According to Ian Bremmer, president, and founder of the Eurasia Group, 69% of firms analysed political risk for a new investment, but only 27% continued monitoring political risk once the investment was made. “People just assume things will continue this way forever but frequently that consensus is wrong. Scenario planning is important, and it is imperative to include a contrarian view in all scenarios looking at what can go wrong,” says Bremmer.

Rice and Zegart states the following: “While most companies do not update enough, there is also the risk of updating too much, which can desensitise leaders. Dubbed the “cry wolf” syndrome by intelligence scholars, the basic idea is that humans frequently take false comfort in false alarms. The more often prior warning turns out to be nothing, the more current warnings are dismissed.”

For several months before Japan’s surprise attack on Pearl Harbour in December 1941, American military officials, including those at the Hawaii base, were warned that Japan might launch a surprise attack. But the more warnings they received, the less they paid attention. The Army commander in Hawaii received word on November 27, 1941, that Japanese officials in Honolulu were burning their secret codes. He had received many similar reports over the year, and this one did not seem especially serious. Turns out it was. The rest is history.

Concerns about regional instability.

NK Ayuk, chairman of the African Energy Chamber, has worked with governments and large oil companies throughout the continent. Last week, Ayuk spoke to WhyAfrica in an exclusive interview (https://www.whyafrica.co.za/energy-sector-will-drive-africa-ayuk-tells-whyafrica/) and warned that the situation in Mozambique is a major concern for the whole region.

“If these insurgents have any kind of success, then Mozambique runs the danger of descending into chaos and poverty. There is a huge gas deposits in the north of Mozambique, and because of this, there is an insurgency, whatever its links and affiliations,” he says.

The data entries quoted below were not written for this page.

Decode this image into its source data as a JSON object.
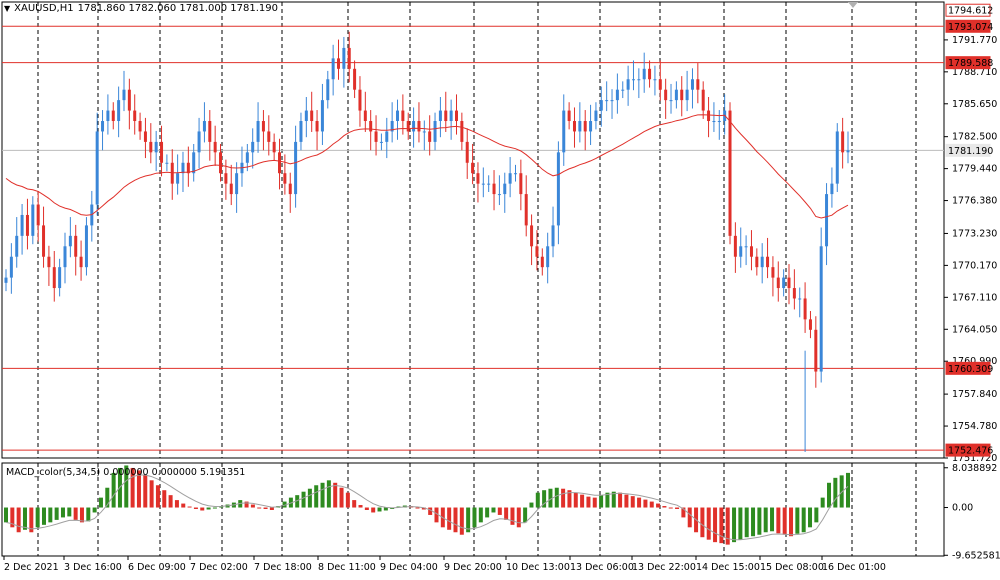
{
  "header": {
    "symbol_tf": "XAUUSD,H1",
    "ohlc": "1781.860 1782.060 1781.000 1781.190",
    "macd_label": "MACD_color(5,34,5) 0.000000 0.000000 5.191351"
  },
  "price_axis": {
    "ticks": [
      "1791.770",
      "1788.710",
      "1785.650",
      "1782.500",
      "1779.440",
      "1776.380",
      "1773.230",
      "1770.170",
      "1767.110",
      "1764.050",
      "1760.990",
      "1757.840",
      "1754.780",
      "1751.720"
    ]
  },
  "levels": [
    {
      "label": "1794.612",
      "kind": "box-white"
    },
    {
      "label": "1793.074",
      "kind": "box-red"
    },
    {
      "label": "1789.588",
      "kind": "box-red"
    },
    {
      "label": "1781.190",
      "kind": "box-grey"
    },
    {
      "label": "1760.309",
      "kind": "box-red"
    },
    {
      "label": "1752.476",
      "kind": "box-red"
    }
  ],
  "macd_axis": {
    "ticks": [
      "8.038892",
      "0.00",
      "-9.652581"
    ]
  },
  "time_axis": {
    "ticks": [
      "2 Dec 2021",
      "3 Dec 16:00",
      "6 Dec 09:00",
      "7 Dec 02:00",
      "7 Dec 18:00",
      "8 Dec 11:00",
      "9 Dec 04:00",
      "9 Dec 20:00",
      "10 Dec 13:00",
      "13 Dec 06:00",
      "13 Dec 22:00",
      "14 Dec 15:00",
      "15 Dec 08:00",
      "16 Dec 01:00"
    ]
  },
  "colors": {
    "bull": "#3a86d8",
    "bear": "#e0302a",
    "ma": "#e0302a",
    "hist_up": "#2e8b20",
    "hist_dn": "#e0302a",
    "signal": "#a0a0a0",
    "grid": "#000000"
  },
  "chart_data": {
    "type": "candlestick",
    "title": "XAUUSD,H1",
    "ylim": [
      1751.72,
      1795.4
    ],
    "closes": [
      1769,
      1771,
      1773,
      1775,
      1773,
      1776,
      1774,
      1771,
      1770,
      1768,
      1770,
      1772,
      1773,
      1771,
      1770,
      1774,
      1776,
      1783,
      1784,
      1785,
      1784,
      1786,
      1787,
      1785,
      1784,
      1783,
      1782,
      1781,
      1782,
      1780,
      1780,
      1778,
      1779,
      1780,
      1779,
      1781,
      1783,
      1784,
      1782,
      1781,
      1779,
      1778,
      1777,
      1779,
      1780,
      1781,
      1782,
      1784,
      1783,
      1782,
      1781,
      1779,
      1778,
      1777,
      1782,
      1784,
      1785,
      1784,
      1783,
      1786,
      1788,
      1790,
      1789,
      1791,
      1789,
      1787,
      1785,
      1784,
      1783,
      1782,
      1782,
      1783,
      1784,
      1785,
      1784,
      1783,
      1784,
      1783,
      1783,
      1782,
      1784,
      1785,
      1784,
      1785,
      1784,
      1782,
      1780,
      1779,
      1778,
      1778,
      1778,
      1777,
      1777,
      1778,
      1779,
      1779,
      1777,
      1774,
      1772,
      1771,
      1770,
      1772,
      1774,
      1781,
      1785,
      1784,
      1783,
      1784,
      1783,
      1784,
      1785,
      1786,
      1786,
      1786,
      1787,
      1787,
      1788,
      1788,
      1788,
      1789,
      1788,
      1788,
      1787,
      1786,
      1786,
      1787,
      1786,
      1787,
      1788,
      1787,
      1785,
      1784,
      1784,
      1784,
      1785,
      1773,
      1771,
      1772,
      1772,
      1771,
      1770,
      1771,
      1770,
      1769,
      1768,
      1769,
      1768,
      1767,
      1767,
      1765,
      1764,
      1760,
      1772,
      1777,
      1778,
      1783,
      1781,
      1781.19
    ]
  },
  "macd_data": {
    "values": [
      -3,
      -4,
      -5,
      -4.5,
      -5,
      -4,
      -3.5,
      -3,
      -2.5,
      -2,
      -1.8,
      -2.5,
      -3,
      -2.8,
      -1,
      2,
      4,
      7,
      8,
      8.5,
      8,
      7.5,
      6.5,
      5.5,
      4.5,
      3.5,
      2.5,
      1.5,
      0.8,
      0.2,
      -0.3,
      -0.6,
      -0.4,
      -0.2,
      0.3,
      0.6,
      1,
      1.5,
      1.2,
      0.6,
      0,
      -0.3,
      -0.5,
      0.3,
      1.2,
      2,
      2.5,
      3.2,
      3.8,
      4.5,
      5,
      5.5,
      5,
      4,
      3,
      1.5,
      0.5,
      -0.5,
      -1,
      -0.8,
      -0.6,
      -0.3,
      0.2,
      0.4,
      0.3,
      0,
      -0.4,
      -1.5,
      -3,
      -4,
      -4.5,
      -5,
      -5.5,
      -5,
      -4,
      -3,
      -2,
      -1,
      -1.5,
      -2.5,
      -3.5,
      -4,
      -3,
      1,
      3,
      3.5,
      3.8,
      4,
      3.8,
      3.5,
      3,
      2.6,
      2.2,
      2,
      2.5,
      3,
      3.2,
      3,
      2.6,
      2.3,
      2,
      1.6,
      1.2,
      0.8,
      0.3,
      -0.1,
      -0.3,
      -2,
      -4,
      -5,
      -6,
      -6.5,
      -7,
      -7.2,
      -7.5,
      -7,
      -6.5,
      -6,
      -5.8,
      -5.5,
      -5,
      -4.8,
      -5.2,
      -5.5,
      -5.8,
      -5.3,
      -5,
      -4,
      -3,
      2,
      5,
      6,
      6.5,
      7
    ]
  }
}
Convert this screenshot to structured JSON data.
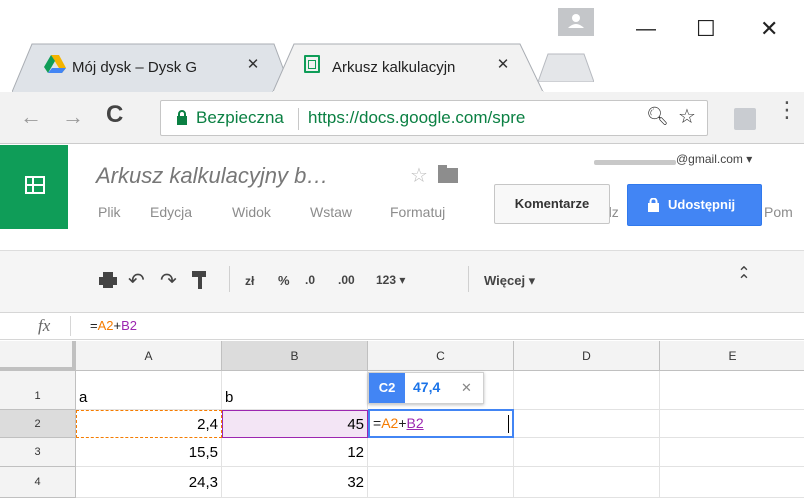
{
  "browser": {
    "tabs": [
      {
        "label": "Mój dysk – Dysk G",
        "close": "✕",
        "active": false
      },
      {
        "label": "Arkusz kalkulacyjn",
        "close": "✕",
        "active": true
      }
    ],
    "address": {
      "secure_label": "Bezpieczna",
      "url": "https://docs.google.com/spre"
    },
    "icons": [
      "back-arrow-icon",
      "forward-arrow-icon",
      "reload-icon",
      "lock-icon",
      "zoom-icon",
      "star-icon",
      "extension-icon",
      "more-icon",
      "user-icon"
    ]
  },
  "window": {
    "minimize": "—",
    "maximize": "☐",
    "close": "✕"
  },
  "app": {
    "doc_title": "Arkusz kalkulacyjny b…",
    "account": "@gmail.com ▾",
    "menu": [
      "Plik",
      "Edycja",
      "Widok",
      "Wstaw",
      "Formatuj"
    ],
    "menu_overflow_left": "dz",
    "menu_overflow_right": "Pom",
    "comments_button": "Komentarze",
    "share_button": "Udostępnij",
    "accent": "#0f9d58",
    "share_color": "#4285f4"
  },
  "toolbar": {
    "currency": "zł",
    "percent": "%",
    "dec_decrease": ".0",
    "dec_increase": ".00",
    "format_more": "123 ▾",
    "more": "Więcej ▾",
    "collapse": "⌃⌃"
  },
  "formula_bar": {
    "fx": "fx",
    "formula_prefix": "=",
    "ref1": "A2",
    "plus": "+",
    "ref2": "B2"
  },
  "grid": {
    "columns": [
      "A",
      "B",
      "C",
      "D",
      "E"
    ],
    "rows": [
      {
        "n": "1",
        "a": "a",
        "b": "b"
      },
      {
        "n": "2",
        "a": "2,4",
        "b": "45"
      },
      {
        "n": "3",
        "a": "15,5",
        "b": "12"
      },
      {
        "n": "4",
        "a": "24,3",
        "b": "32"
      }
    ],
    "tooltip": {
      "ref": "C2",
      "value": "47,4",
      "close": "✕"
    },
    "editor": {
      "prefix": "=",
      "ref1": "A2",
      "plus": "+",
      "ref2": "B2"
    }
  }
}
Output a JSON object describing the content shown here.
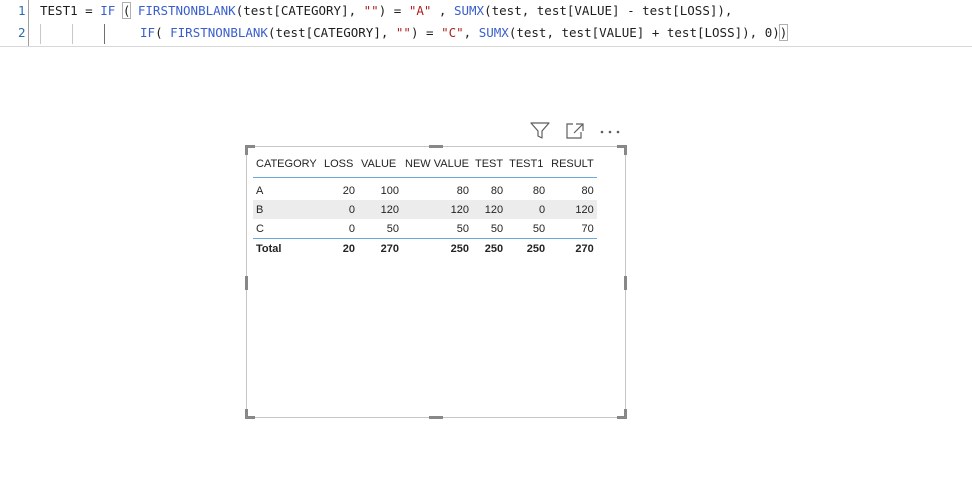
{
  "editor": {
    "line_numbers": [
      "1",
      "2"
    ],
    "line1": [
      {
        "t": "TEST1 = ",
        "c": ""
      },
      {
        "t": "IF",
        "c": "kw"
      },
      {
        "t": " ",
        "c": ""
      },
      {
        "t": "(",
        "c": "hl"
      },
      {
        "t": " ",
        "c": ""
      },
      {
        "t": "FIRSTNONBLANK",
        "c": "kw"
      },
      {
        "t": "(test[CATEGORY], ",
        "c": ""
      },
      {
        "t": "\"\"",
        "c": "str"
      },
      {
        "t": ") = ",
        "c": ""
      },
      {
        "t": "\"A\"",
        "c": "str"
      },
      {
        "t": " , ",
        "c": ""
      },
      {
        "t": "SUMX",
        "c": "kw"
      },
      {
        "t": "(test, test[VALUE] - test[LOSS]),",
        "c": ""
      }
    ],
    "line2": [
      {
        "t": "IF",
        "c": "kw"
      },
      {
        "t": "( ",
        "c": ""
      },
      {
        "t": "FIRSTNONBLANK",
        "c": "kw"
      },
      {
        "t": "(test[CATEGORY], ",
        "c": ""
      },
      {
        "t": "\"\"",
        "c": "str"
      },
      {
        "t": ") = ",
        "c": ""
      },
      {
        "t": "\"C\"",
        "c": "str"
      },
      {
        "t": ", ",
        "c": ""
      },
      {
        "t": "SUMX",
        "c": "kw"
      },
      {
        "t": "(test, test[VALUE] + test[LOSS]), 0)",
        "c": ""
      },
      {
        "t": ")",
        "c": "hl"
      }
    ]
  },
  "visual_header": {
    "icons": [
      "filter-icon",
      "focus-mode-icon",
      "more-options-icon"
    ]
  },
  "table": {
    "columns": [
      "CATEGORY",
      "LOSS",
      "VALUE",
      "NEW VALUE",
      "TEST",
      "TEST1",
      "RESULT"
    ],
    "rows": [
      [
        "A",
        "20",
        "100",
        "80",
        "80",
        "80",
        "80"
      ],
      [
        "B",
        "0",
        "120",
        "120",
        "120",
        "0",
        "120"
      ],
      [
        "C",
        "0",
        "50",
        "50",
        "50",
        "50",
        "70"
      ]
    ],
    "total": [
      "Total",
      "20",
      "270",
      "250",
      "250",
      "250",
      "270"
    ]
  },
  "colors": {
    "keyword": "#3a5fcd",
    "string": "#b01f1f",
    "line_number": "#2b6cb0",
    "table_rule": "#6fa8dc",
    "stripe": "#ececec"
  }
}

“What we have in Mozambique, is not a manifestation of grievances, it is not a protest, it is not fighting, it is pure and simple terror. If that is not taken care of right now, the entire Southern Africa could become a failed region, and we do not want that. Mozambique is set to become the third largest gas producer in the world. That means the country will be supplying gas to Europe, America, Asian and other African countries, so in this era of climate change Mozambique is going to change the world. What I am saying is that the situation in northern Mozambique should be a global concern. It is a national and international security issue, and everybody should pay attention,” Ayuk adds.

Leon Louw is the founder and editor of WhyAfrica. He specialises in natural resources and African affairs.        

WhyAfrica provides you with business intelligence that matters. WhyAfrica specialises in African affairs and natural resources. Africa is our business, and we want it to be yours too. To subscribe to WhyAfrica’s free newsletter or digital magazine, and for more news on Africa, visit the website at www.whyafrica.co.za or send a direct message.

Share Article


AgricultureEnvironmental Management & Climate ChangeEnergyESGInfrastructureMiningPolitical EconomyTourism and ConservationWater Management